There was a time when it wasn’t cool to be a hunter in Madison.
I have a friend, an east-sider, who would pack his station wagon with his deer hunting clothes and his rifle in the dead of night and sneak out of town before sun-up. And some 30 years ago, on opening weekend of deer season, some folks would parade around the Capitol Square with blaze orange-wrapped mannequins strapped to their bumpers to mimic the way hunters of that era would strap deer to the front of their cars.
Times have changed. The local food movement, the trend toward “knowing where your food comes from” and the recognition that managing and reducing the deer herd is good for biological diversity have resulted in a much greater acceptance of hunting in urban-liberal towns like ours.
Maybe the greatest and latest indication of that came last weekend, when Cabela’s opened a store in Sun Prairie. Instead of protests, thousands flocked in to see (and maybe even buy) some of the cool stuff packed into the hunting and fishing mega-store outlet.
I thought that was curious because there has been a great deal of concern in the hunting and fishing community that participation (and with it the revenues and political clout that come with it) was on the decline. A 2008 report from UW’s Applied Population Laboratory had one model showing a decline in deer hunters from 600,000 in 2000 to only 428,000 by 2030. But trends actually seem to be following less dire models in that report, with deer license sales holding steady over time and actually going up a little this last year to 608,000. And fishing license sales for 2015 are up 25% so far.
The concern has been that as we become a more urban population, outdoors traditions won’t be passed down from father to son. So the Department of Natural Resources has launched a concerted effort to intervene and create new traditions among not just young men, but young women and other folks of any age who never had the chance to learn outdoor skills. Archery has shown special promise among women.
While it’s way too early to call these efforts a success, there does seem to be some indication that the most dire predictions might not come to pass. But what will almost certainly happen is that the heavily white male world of the outdoorsman will transition into a much more diverse place.
This is something not to be taken lightly, even if you never see yourself in blaze orange. Hunting and fishing is one way in which otherwise conservative folks get in touch with conservation. They may eschew “environmentalists,” but they see themselves as “conservationists,” and through that lens they can find their way to supporting policies that benefit the environment in general. For example, if the state Stewardship Fund is saved from Gov. Scott Walker’s budget ax, the hunting and fishing lobby will almost certainly be able to claim the lion’s share of the credit.
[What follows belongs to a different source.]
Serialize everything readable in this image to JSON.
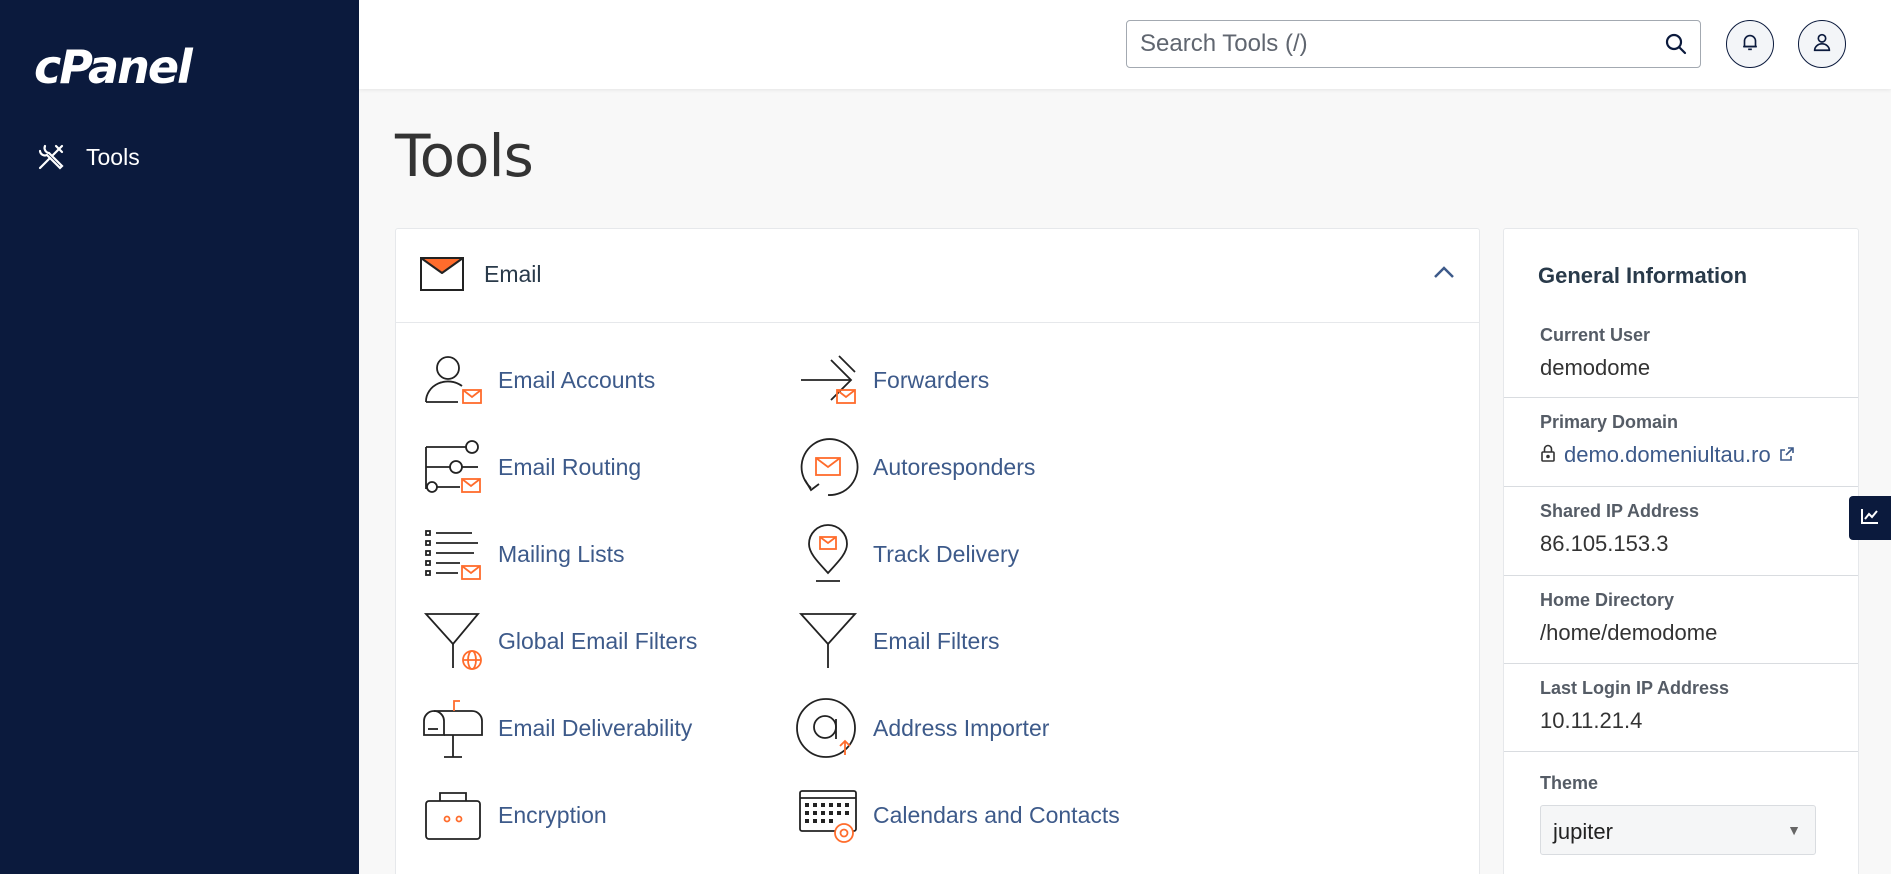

And what might happen in the future when those hunting and fishing camps are invaded by more moderate or even liberal young men and women can only be guessed at.